━━ Material provided ━━

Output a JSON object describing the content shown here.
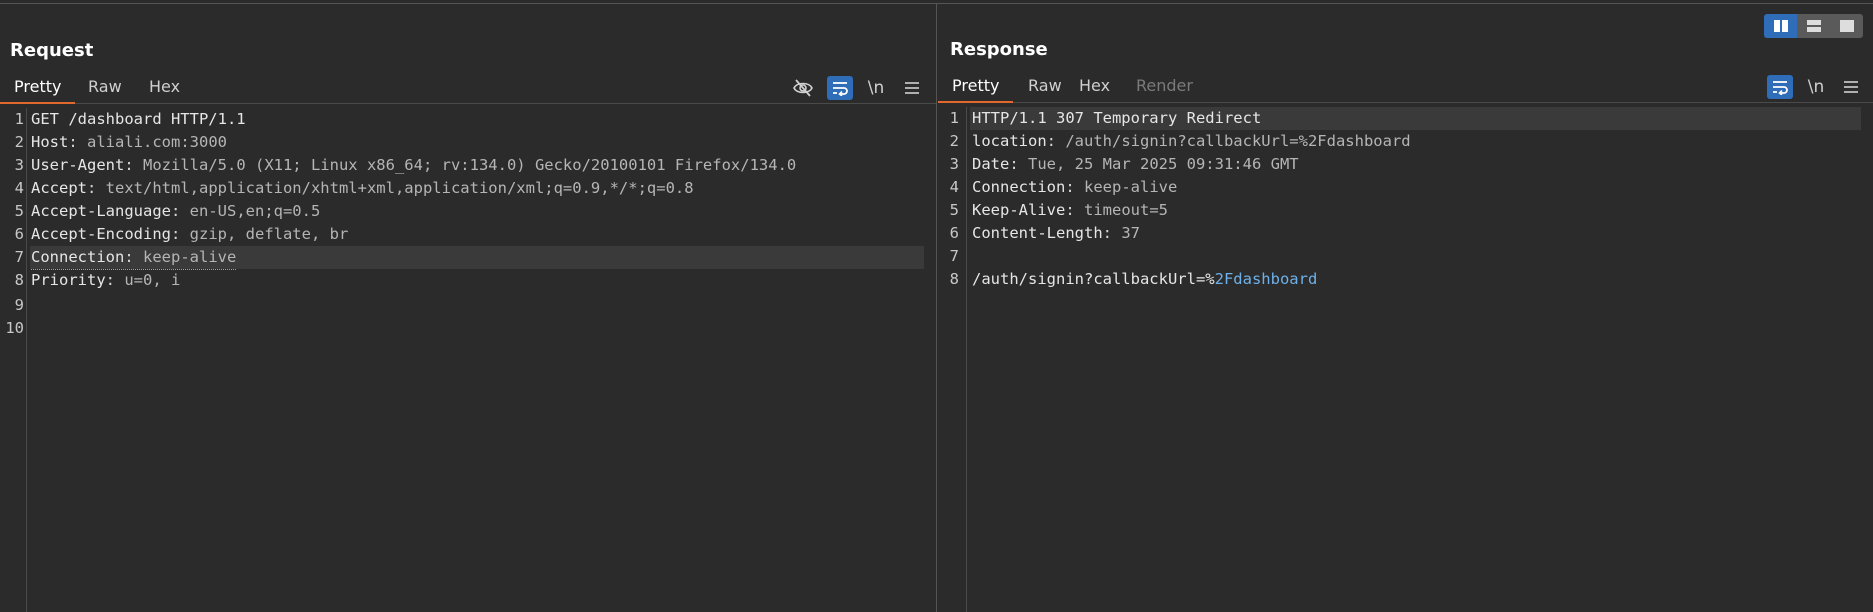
{
  "request": {
    "title": "Request",
    "tabs": [
      "Pretty",
      "Raw",
      "Hex"
    ],
    "active_tab": "Pretty",
    "tools": {
      "hide": "eye-off-icon",
      "wrap": "wrap-icon",
      "newline": "\\n",
      "menu": "menu-icon"
    },
    "lines": [
      {
        "n": "1",
        "h": "GET /dashboard HTTP/1.1",
        "v": ""
      },
      {
        "n": "2",
        "h": "Host",
        "v": " aliali.com:3000"
      },
      {
        "n": "3",
        "h": "User-Agent",
        "v": " Mozilla/5.0 (X11; Linux x86_64; rv:134.0) Gecko/20100101 Firefox/134.0"
      },
      {
        "n": "4",
        "h": "Accept",
        "v": " text/html,application/xhtml+xml,application/xml;q=0.9,*/*;q=0.8"
      },
      {
        "n": "5",
        "h": "Accept-Language",
        "v": " en-US,en;q=0.5"
      },
      {
        "n": "6",
        "h": "Accept-Encoding",
        "v": " gzip, deflate, br"
      },
      {
        "n": "7",
        "h": "Connection",
        "v": " keep-alive"
      },
      {
        "n": "8",
        "h": "Priority",
        "v": " u=0, i"
      },
      {
        "n": "9",
        "h": "",
        "v": ""
      },
      {
        "n": "10",
        "h": "",
        "v": ""
      }
    ]
  },
  "response": {
    "title": "Response",
    "tabs": [
      "Pretty",
      "Raw",
      "Hex",
      "Render"
    ],
    "active_tab": "Pretty",
    "tools": {
      "wrap": "wrap-icon",
      "newline": "\\n",
      "menu": "menu-icon"
    },
    "lines": [
      {
        "n": "1",
        "h": "HTTP/1.1 307 Temporary Redirect",
        "v": ""
      },
      {
        "n": "2",
        "h": "location",
        "v": " /auth/signin?callbackUrl=%2Fdashboard"
      },
      {
        "n": "3",
        "h": "Date",
        "v": " Tue, 25 Mar 2025 09:31:46 GMT"
      },
      {
        "n": "4",
        "h": "Connection",
        "v": " keep-alive"
      },
      {
        "n": "5",
        "h": "Keep-Alive",
        "v": " timeout=5"
      },
      {
        "n": "6",
        "h": "Content-Length",
        "v": " 37"
      },
      {
        "n": "7",
        "h": "",
        "v": ""
      },
      {
        "n": "8",
        "h": "/auth/signin?callbackUrl=%",
        "v": "2Fdashboard"
      }
    ]
  },
  "layout_buttons": [
    "split-horizontal-icon",
    "split-vertical-icon",
    "single-pane-icon"
  ],
  "colors": {
    "accent": "#2f6db8",
    "tab_underline": "#e06a2e",
    "background": "#2b2b2b"
  }
}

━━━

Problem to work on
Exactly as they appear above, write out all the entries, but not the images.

Task answer
Output a JSON object describing the content shown here.
{
  "request": {
    "title": "Request",
    "tabs": [
      "Pretty",
      "Raw",
      "Hex"
    ],
    "active_tab": "Pretty",
    "tools": {
      "hide": "eye-off-icon",
      "wrap": "wrap-icon",
      "newline": "\\n",
      "menu": "menu-icon"
    },
    "lines": [
      {
        "n": "1",
        "h": "GET /dashboard HTTP/1.1",
        "v": ""
      },
      {
        "n": "2",
        "h": "Host",
        "v": " aliali.com:3000"
      },
      {
        "n": "3",
        "h": "User-Agent",
        "v": " Mozilla/5.0 (X11; Linux x86_64; rv:134.0) Gecko/20100101 Firefox/134.0"
      },
      {
        "n": "4",
        "h": "Accept",
        "v": " text/html,application/xhtml+xml,application/xml;q=0.9,*/*;q=0.8"
      },
      {
        "n": "5",
        "h": "Accept-Language",
        "v": " en-US,en;q=0.5"
      },
      {
        "n": "6",
        "h": "Accept-Encoding",
        "v": " gzip, deflate, br"
      },
      {
        "n": "7",
        "h": "Connection",
        "v": " keep-alive"
      },
      {
        "n": "8",
        "h": "Priority",
        "v": " u=0, i"
      },
      {
        "n": "9",
        "h": "",
        "v": ""
      },
      {
        "n": "10",
        "h": "",
        "v": ""
      }
    ]
  },
  "response": {
    "title": "Response",
    "tabs": [
      "Pretty",
      "Raw",
      "Hex",
      "Render"
    ],
    "active_tab": "Pretty",
    "tools": {
      "wrap": "wrap-icon",
      "newline": "\\n",
      "menu": "menu-icon"
    },
    "lines": [
      {
        "n": "1",
        "h": "HTTP/1.1 307 Temporary Redirect",
        "v": ""
      },
      {
        "n": "2",
        "h": "location",
        "v": " /auth/signin?callbackUrl=%2Fdashboard"
      },
      {
        "n": "3",
        "h": "Date",
        "v": " Tue, 25 Mar 2025 09:31:46 GMT"
      },
      {
        "n": "4",
        "h": "Connection",
        "v": " keep-alive"
      },
      {
        "n": "5",
        "h": "Keep-Alive",
        "v": " timeout=5"
      },
      {
        "n": "6",
        "h": "Content-Length",
        "v": " 37"
      },
      {
        "n": "7",
        "h": "",
        "v": ""
      },
      {
        "n": "8",
        "h": "/auth/signin?callbackUrl=%",
        "v": "2Fdashboard"
      }
    ]
  },
  "layout_buttons": [
    "split-horizontal-icon",
    "split-vertical-icon",
    "single-pane-icon"
  ],
  "colors": {
    "accent": "#2f6db8",
    "tab_underline": "#e06a2e",
    "background": "#2b2b2b"
  }
}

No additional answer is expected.